- GENERAL PREFACE
- The Work and Influence of Hugo Grotius.
- I. The Reign of War.
- II. The Predecessors of Grotius.
- III. The Life and Personality of Grotius.
- IV. The Work of Grotius.
- V. The Influence of Grotius’s Work.
- THE RIGHTS of WAR AND PEACE, including the law of nature and of nations.
- BOOK I.
- CHAPTER I.
- CHAPTER II.: Inquiry Into the Lawfulness of War.
- CHAPTER III.: The Division of War Into Public and Private and the Nature of Sovereign Power.
- BOOK II.
- CHAPTER I.: Defence of Person and Property.
- CHAPTER II.: The General Rights of Things.
- CHAPTER III.: On the Original Acquistion of Things, and the Right of Property in Seas and Rivers.
- CHAPTER IV.: Title to Desert Lands by Occupancy, Possession, and Precription.
- CHAPTER IX.*: In What Cases Jurisdiction and Property Cease.
- CHAPTER X.: The Obligation Arising From Property.
- CHAPTER XI.: On Promises.
- CHAPTER XII.: On Contracts.
- CHAPTER XIII.: On Oaths.
- CHAPTER XV.*: On Treaties and on Engagements made by Delegates, Exceeding their Power.
- CHAPTER XVI.: The Interpretation of Treaties.
- CHAPTER XVII.: On Damages Occasioned by Injury and the Obligation to Repair Them.
- CHAPTER XVIII.: On the Right of Embassies.
- CHAPTER XIX.: On the Right of Burial.
- CHAPTER XX.: On Punishments.
- CHAPTER XXI.: On the Communication of Punishment.
- CHAPTER XXII.: On the Unjust Causes of War.
- CHAPTER XXIII.: On Doubtful Causes.
- CHAPTER XXIV.: Precautions Against Rashly Engaging in War, Even Upon Just Grounds.
- CHAPTER XXV.: The Causes of Undertaking War for Others.
- BOOK III.
- CHAPTER I.: What is Lawful in War.
- CHAPTER II.: In What Manner the Law of Nations Renders the Property of Subjects Answerable for the Debts of Sovereigns.
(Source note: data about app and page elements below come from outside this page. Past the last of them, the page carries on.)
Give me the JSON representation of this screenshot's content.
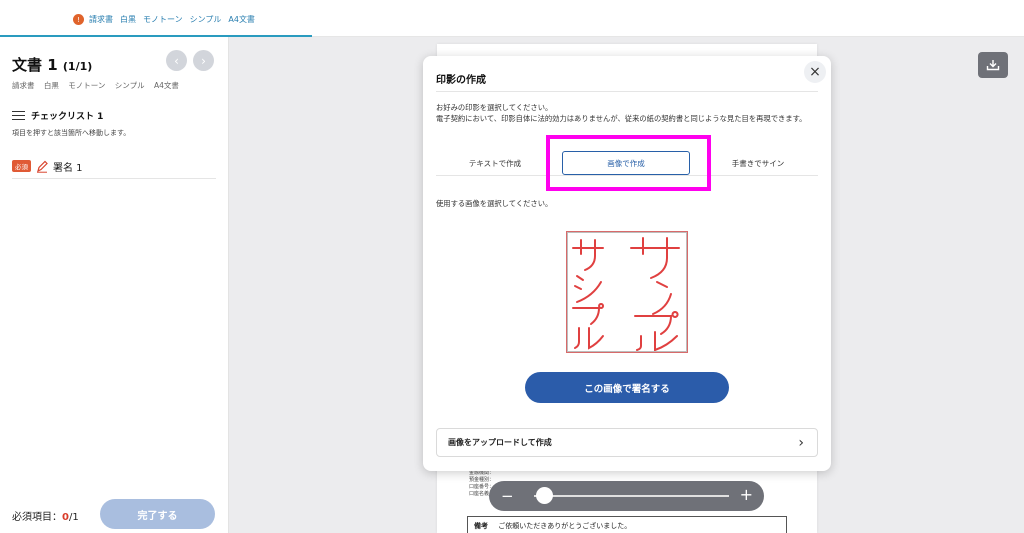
{
  "topbar": {
    "tab_badge": "!",
    "tags": [
      "請求書",
      "白黒",
      "モノトーン",
      "シンプル",
      "A4文書"
    ]
  },
  "sidebar": {
    "doc_title": "文書 1",
    "doc_count": "(1/1)",
    "prev_icon": "chevron-left-icon",
    "next_icon": "chevron-right-icon",
    "tags": [
      "請求書",
      "白黒",
      "モノトーン",
      "シンプル",
      "A4文書"
    ],
    "checklist_title": "チェックリスト 1",
    "checklist_desc": "項目を押すと該当箇所へ移動します。",
    "sig_required_tag": "必須",
    "sig_label": "署名 1",
    "required_label": "必須項目：",
    "required_done": "0",
    "required_total": "/1",
    "complete_button": "完了する"
  },
  "document": {
    "meta_lines": [
      "金融機関：",
      "預金種別：",
      "口座番号：",
      "口座名義："
    ],
    "remark_key": "備考",
    "remark_text": "ご依頼いただきありがとうございました。"
  },
  "zoom": {
    "minus": "−",
    "plus": "+",
    "level": 0.05
  },
  "modal": {
    "title": "印影の作成",
    "close": "×",
    "desc_line1": "お好みの印影を選択してください。",
    "desc_line2": "電子契約において、印影自体に法的効力はありませんが、従来の紙の契約書と同じような見た目を再現できます。",
    "tabs": {
      "text": "テキストで作成",
      "image": "画像で作成",
      "hand": "手書きでサイン"
    },
    "select_label": "使用する画像を選択してください。",
    "stamp_text": "サンプル",
    "sign_button": "この画像で署名する",
    "upload_row": "画像をアップロードして作成",
    "upload_chevron": "›"
  },
  "colors": {
    "accent": "#2b5caa",
    "highlight": "#ff00ee",
    "required": "#d93c2a",
    "stamp": "#e04040"
  }
}
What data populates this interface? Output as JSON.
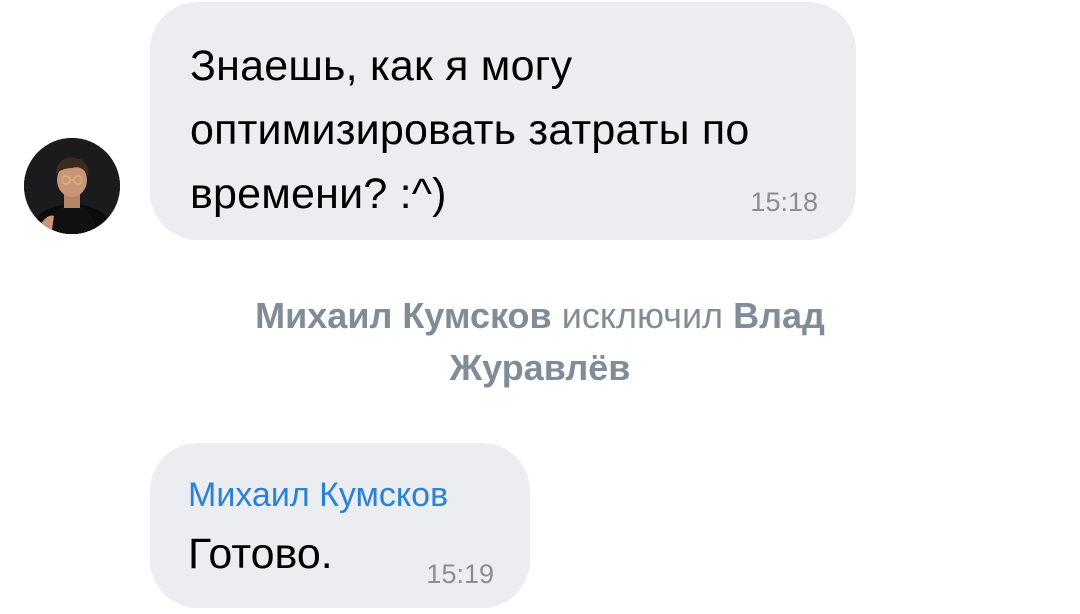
{
  "messages": [
    {
      "text": "Знаешь, как я могу оптимизировать затраты по времени? :^)",
      "time": "15:18"
    },
    {
      "sender": "Михаил Кумсков",
      "text": "Готово.",
      "time": "15:19"
    }
  ],
  "service": {
    "actor": "Михаил Кумсков",
    "action": "исключил",
    "target": "Влад Журавлёв"
  },
  "avatar": {
    "icon": "user-photo-icon"
  },
  "colors": {
    "bubble": "#ebedf0",
    "sender_name": "#2a81d8",
    "service_text": "#818c99",
    "time": "#8a8f96"
  }
}
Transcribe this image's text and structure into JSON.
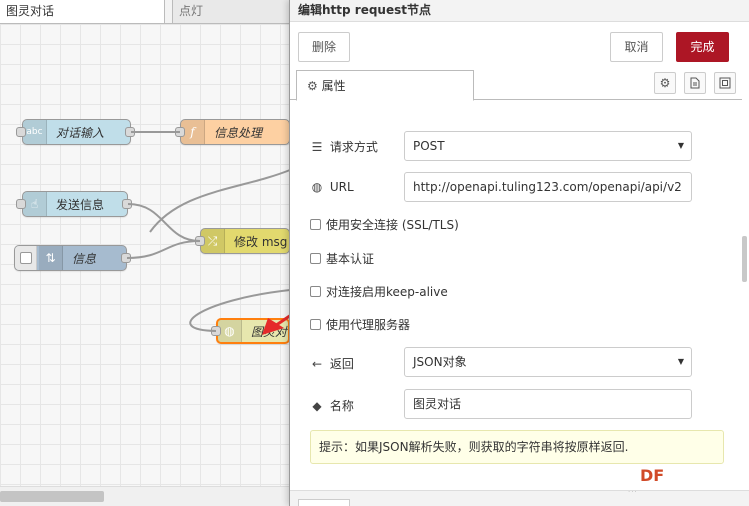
{
  "workspace": {
    "tabs": [
      "图灵对话",
      "点灯"
    ],
    "nodes": {
      "dialog_input": "对话输入",
      "info_process": "信息处理",
      "send_info": "发送信息",
      "modify_msg": "修改 msg",
      "info": "信息",
      "turing": "图灵对"
    },
    "node_icons": {
      "dialog_input": "abc-icon",
      "info_process": "function-icon",
      "send_info": "hand-icon",
      "modify_msg": "shuffle-icon",
      "info": "arrows-icon",
      "turing": "globe-icon"
    },
    "colors": {
      "inject_node": "#c0dee9",
      "function_node": "#fdd0a2",
      "change_node": "#e2d96e",
      "link_node": "#a6bbcf",
      "http_node": "#e7e7ae",
      "selected_border": "#ff7f0e",
      "arrow": "#e52b2b"
    }
  },
  "tray": {
    "title": "编辑http request节点",
    "buttons": {
      "delete": "删除",
      "cancel": "取消",
      "done": "完成"
    },
    "done_color": "#ad1625",
    "tabs": {
      "properties": "属性",
      "properties_icon": "gear-icon"
    },
    "form": {
      "method_label": "请求方式",
      "method_value": "POST",
      "url_label": "URL",
      "url_value": "http://openapi.tuling123.com/openapi/api/v2",
      "tls_label": "使用安全连接 (SSL/TLS)",
      "basic_auth_label": "基本认证",
      "keepalive_label": "对连接启用keep-alive",
      "proxy_label": "使用代理服务器",
      "return_label": "返回",
      "return_value": "JSON对象",
      "name_label": "名称",
      "name_value": "图灵对话"
    },
    "tip": "提示：如果JSON解析失败，则获取的字符串将按原样返回."
  },
  "watermark": {
    "logo": "DF",
    "sub": "···"
  }
}
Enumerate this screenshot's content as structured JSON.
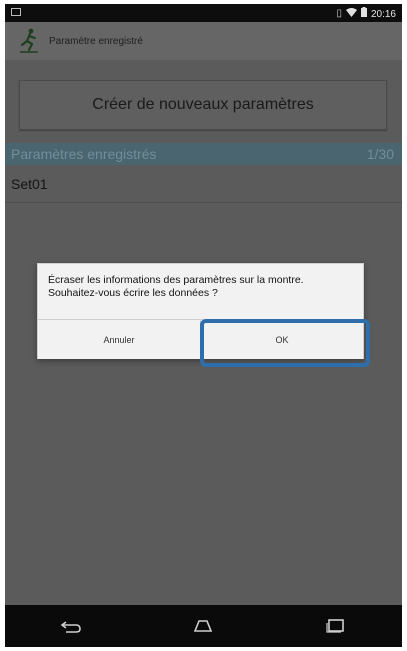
{
  "status_bar": {
    "time": "20:16",
    "icons": [
      "notification-icon",
      "sim-icon",
      "wifi-icon",
      "battery-icon"
    ]
  },
  "action_bar": {
    "title": "Paramètre enregistré",
    "logo_icon": "runner-logo-icon"
  },
  "create_button": {
    "label": "Créer de nouveaux paramètres"
  },
  "section": {
    "title": "Paramètres enregistrés",
    "count": "1/30"
  },
  "list": [
    {
      "label": "Set01"
    }
  ],
  "dialog": {
    "message_line1": "Écraser les informations des paramètres sur la montre.",
    "message_line2": "Souhaitez-vous écrire les données ?",
    "cancel_label": "Annuler",
    "ok_label": "OK"
  },
  "nav_bar": {
    "icons": [
      "back-icon",
      "home-icon",
      "recents-icon"
    ]
  },
  "colors": {
    "highlight": "#2e6eaa",
    "section_header": "#4a6470"
  }
}
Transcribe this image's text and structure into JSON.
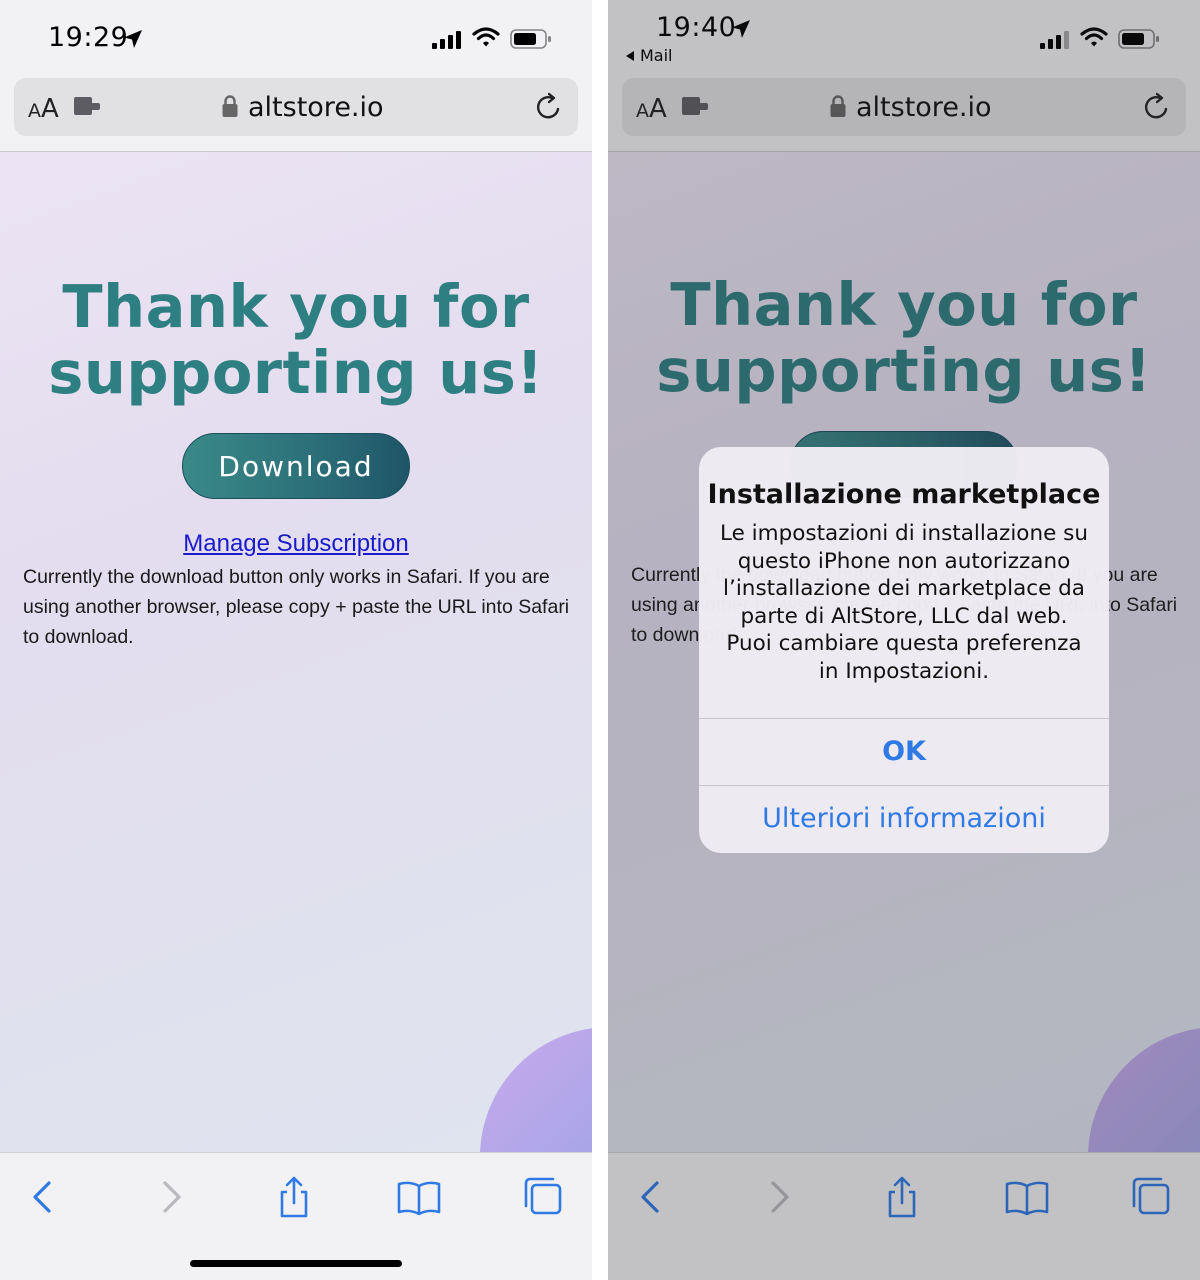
{
  "left_screen": {
    "status": {
      "time": "19:29"
    },
    "url_bar": {
      "aa": "AA",
      "url": "altstore.io"
    },
    "page": {
      "headline_line1": "Thank you for",
      "headline_line2": "supporting us!",
      "download_label": "Download",
      "manage_link": "Manage Subscription",
      "info_text": "Currently the download button only works in Safari. If you are using another browser, please copy + paste the URL into Safari to download."
    }
  },
  "right_screen": {
    "status": {
      "time": "19:40",
      "back_app": "Mail"
    },
    "url_bar": {
      "aa": "AA",
      "url": "altstore.io"
    },
    "page": {
      "headline_line1": "Thank you for",
      "headline_line2": "supporting us!",
      "info_text": "Currently the download button only works in Safari. If you are using another browser, please copy + paste the URL into Safari to download."
    },
    "alert": {
      "title": "Installazione marketplace",
      "message": "Le impostazioni di installazione su questo iPhone non autorizzano l’installazione dei marketplace da parte di AltStore, LLC dal web. Puoi cambiare questa preferenza in Impostazioni.",
      "ok_label": "OK",
      "more_label": "Ulteriori informazioni"
    }
  },
  "toolbar_icons": [
    "back-chevron-icon",
    "forward-chevron-icon",
    "share-icon",
    "bookmarks-icon",
    "tabs-icon"
  ],
  "colors": {
    "headline": "#2e7f82",
    "button": "#2b6e78",
    "link": "#1a1acc",
    "ios_blue": "#2f7ae5"
  }
}
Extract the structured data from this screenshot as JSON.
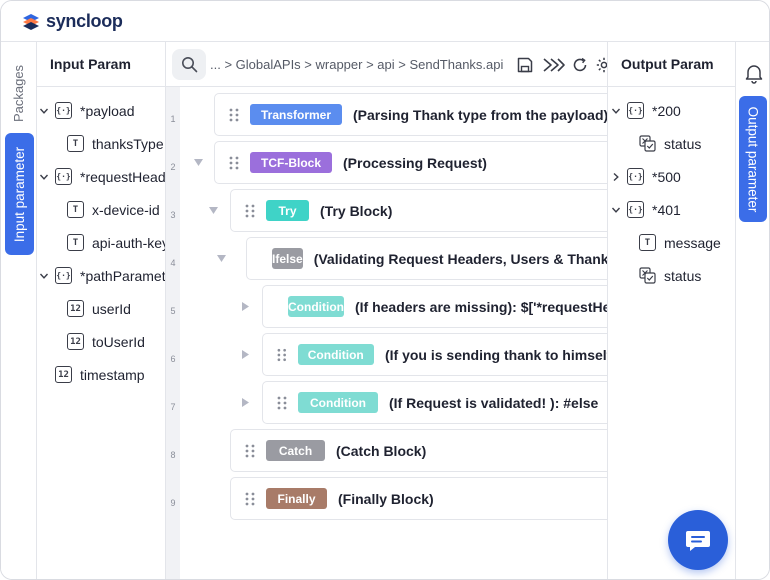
{
  "app": {
    "brand": "syncloop"
  },
  "left_rail": {
    "packages_tab": "Packages",
    "input_tab": "Input parameter"
  },
  "input_panel": {
    "title": "Input Param",
    "items": [
      {
        "label": "*payload",
        "type": "object",
        "expanded": true
      },
      {
        "label": "thanksType",
        "type": "text"
      },
      {
        "label": "*requestHeaders",
        "type": "object",
        "expanded": true
      },
      {
        "label": "x-device-id",
        "type": "text"
      },
      {
        "label": "api-auth-key",
        "type": "text"
      },
      {
        "label": "*pathParameters",
        "type": "object",
        "expanded": true
      },
      {
        "label": "userId",
        "type": "number"
      },
      {
        "label": "toUserId",
        "type": "number"
      },
      {
        "label": "timestamp",
        "type": "number"
      }
    ]
  },
  "toolbar": {
    "breadcrumb": "... > GlobalAPIs > wrapper > api > SendThanks.api",
    "icons": [
      "save-icon",
      "run-icon",
      "refresh-icon",
      "settings-icon"
    ]
  },
  "editor": {
    "line_numbers": [
      "1",
      "2",
      "3",
      "4",
      "5",
      "6",
      "7",
      "8",
      "9"
    ],
    "steps": [
      {
        "chip": "Transformer",
        "label": "(Parsing Thank type from the payload)",
        "color": "#5b8def"
      },
      {
        "chip": "TCF-Block",
        "label": "(Processing Request)",
        "color": "#9b6fdc"
      },
      {
        "chip": "Try",
        "label": "(Try Block)",
        "color": "#3fd3c7"
      },
      {
        "chip": "Ifelse",
        "label": "(Validating Request Headers, Users & Thank type)",
        "color": "#9a9ba2"
      },
      {
        "chip": "Condition",
        "label": "(If headers are missing): $['*requestHeaders']",
        "color": "#7fdcd3"
      },
      {
        "chip": "Condition",
        "label": "(If you is sending thank to himself...",
        "color": "#7fdcd3"
      },
      {
        "chip": "Condition",
        "label": "(If Request is validated! ): #else",
        "color": "#7fdcd3"
      },
      {
        "chip": "Catch",
        "label": "(Catch Block)",
        "color": "#9a9ba2"
      },
      {
        "chip": "Finally",
        "label": "(Finally Block)",
        "color": "#a87b68"
      }
    ]
  },
  "output_panel": {
    "title": "Output Param",
    "items": [
      {
        "label": "*200",
        "type": "object",
        "expanded": true
      },
      {
        "label": "status",
        "type": "status"
      },
      {
        "label": "*500",
        "type": "object",
        "expanded": false
      },
      {
        "label": "*401",
        "type": "object",
        "expanded": true
      },
      {
        "label": "message",
        "type": "text"
      },
      {
        "label": "status",
        "type": "status"
      }
    ]
  },
  "right_rail": {
    "output_tab": "Output parameter"
  }
}
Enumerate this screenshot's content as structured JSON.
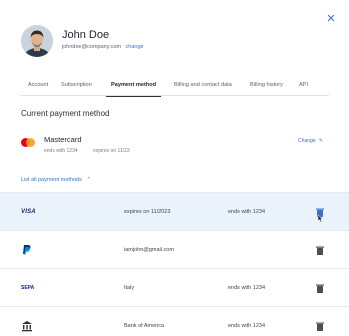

The Nature of Reprisals.
- CHAPTER III.: On Just or, Solemn War According to the Law of Nations on Declarations of War.
- CHAPTER IV.: On the Right of Killing an Enemy in Lawful War, and Committing Other Acts of Hostility.
- CHAPTER V.: On the Right to Lay Waste an Enemy’s Country, and Carry Off His Effects.
- CHAPTER VI.: On the Acquisition of Territory and Property by Right of Conquest.
- CHAPTER VII.: On the Right Over Prisoners of War.
- CHAPTER VIII.: On Empire Over the Conquered.
- CHAPTER IX.: Of the Right of Postliminium.
- CHAPTER XI.*: The Right of Killing Enemies, in Just War, to be Tempered with Moderation and Humanity.
- CHAPTER XII.: On Moderation in Despoiling An Enemy’s Country.
- CHAPTER XIII.: On Moderation in Making Captures in War.
- CHAPTER XV.*: On Moderation in Acquiring Dominion.
- CHAPTER XVI.: On Moderation with Respect to Things Excluded from the Right of Postliminium by the Law of Nations.
- CHAPTER XVII.: Respecting Those Who are Neutral in War.
- CHAPTER XIX.*: On Good Faith Between Enemies.
- CHAPTER XX.: On the Public Faith, by which War is Concluded; Comprising Treaties of Peace, and the Nature of Arbitration, Surrender Hostages, Pledges.
- CHAPTER XXI.: On Faith During the Continuance of War, on Truces, Safe-Conducts, and the Redemption of Prisoners.
- CHAPTER XXII.: On the Faith on Those Invested with Subordinate Powers in War.
- CHAPTER XXIV.*: On Tacit Faith.
- CHAPTER XXV.: Conclusion.